There is a statistic that says only 30% of music exists on the Internet or in MP3 form; crate digging produces incredible, unknown funky fresh gold and helps to develop your unique taste and knowledge. Soak in those liner notes and collect some insanely crazy jams from an unknown legend — crate digging does that!

There are lots of great female DJs like yourself out there yet the industry seems male-dominated; why do you think so few female DJs make it big?

I don’t think it’s an issue of girl deejays failing to make it big, but more a problem about the lack of girls pursuing DJing and music as a career. The music industry is extremely male dominated and we need more girls! So, to all the ladies out there interested in music, pursue your dream and don’t let anyone tell you otherwise.

You’ve been working in the entertainment industry since you were a teenager, (eg. doing production for Jay Z and Kanye’s ‘Watch the Throne’) which obviously involved a lot of hard work and dedication. What drove you to succeed from such a young age and what advice would you give to those starting out?

My advice to anyone starting out with anything… first off, listen to Alan Watts’ talks on YouTube; specifically the one about society being a hoax… wow, is that eye-opening! Once you realise and understand your power, never stop believing yourself. Take the time to find your voice, find your passions and pursue your wildest dreams with full intensity — and ignore the haters!

You’ve provided tunes for official parties at The Grammys and Coachella to spinning alongside the likes of Lorde and Thom Yorke — do you often find yourself feeling starstruck or is it simply a case of doing what you love?

My early training in producing events and music showed me to view everyone as equals, and that no one deserves special treatment. That has stayed with me forever and I encourage others to either do their thing and fan girl out, or shake off the starstruck-ness and have a genuine interaction, which can be much more beautiful.

You spend your Tuesday nights DJing Nightswim at the Hollywood Roosevelt hotel in Hollywood, but if you could jam with anyone anywhere, who would it be and why?

I want to jam with Leroy Hutson, Bobby Caldwell, Roy Ayers, Thundercat and Donald Byrd on Mars because why not?

You’re currently working on designing your own range of your signature colourful suits — apart from sneak peeks on Instagram, what can you reveal about your upcoming line?

My line is going to be affordable, animal-free and made for badass girls of all shapes and ages.

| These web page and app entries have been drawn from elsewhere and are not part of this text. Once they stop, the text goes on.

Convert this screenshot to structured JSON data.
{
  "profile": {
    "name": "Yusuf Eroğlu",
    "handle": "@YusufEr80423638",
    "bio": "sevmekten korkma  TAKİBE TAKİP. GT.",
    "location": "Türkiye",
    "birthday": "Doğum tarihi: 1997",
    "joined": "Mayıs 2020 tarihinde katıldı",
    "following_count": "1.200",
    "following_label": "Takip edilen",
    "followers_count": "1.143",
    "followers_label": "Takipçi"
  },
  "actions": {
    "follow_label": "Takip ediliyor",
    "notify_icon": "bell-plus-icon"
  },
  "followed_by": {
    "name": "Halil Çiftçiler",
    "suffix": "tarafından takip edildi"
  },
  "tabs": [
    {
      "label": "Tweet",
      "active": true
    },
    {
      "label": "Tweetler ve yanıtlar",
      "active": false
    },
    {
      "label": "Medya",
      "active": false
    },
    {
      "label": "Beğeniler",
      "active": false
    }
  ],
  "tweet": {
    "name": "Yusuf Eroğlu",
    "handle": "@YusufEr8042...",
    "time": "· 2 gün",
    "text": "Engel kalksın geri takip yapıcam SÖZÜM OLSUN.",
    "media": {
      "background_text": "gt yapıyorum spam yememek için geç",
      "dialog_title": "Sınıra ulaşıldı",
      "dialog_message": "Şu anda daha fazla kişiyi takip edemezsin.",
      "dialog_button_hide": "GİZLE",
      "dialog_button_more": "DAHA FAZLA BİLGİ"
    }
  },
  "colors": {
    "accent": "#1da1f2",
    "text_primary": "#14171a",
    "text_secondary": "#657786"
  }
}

I want to make sexy and bold women’s suits for all the ladies of the world.

And lastly, a nearly impossible question: you can only listen to one album for the rest of your life — what is it and why?

Marvin Gaye’s I Want You on repeat for eternity — listen and you will see why.

Originally published at on January 17, 2016.



Kristen Sinclair

Freelance writer with bylines in The Guardian, The Verge, The Indiependent, The Thin Air, Hot Press + more. Full portfolio at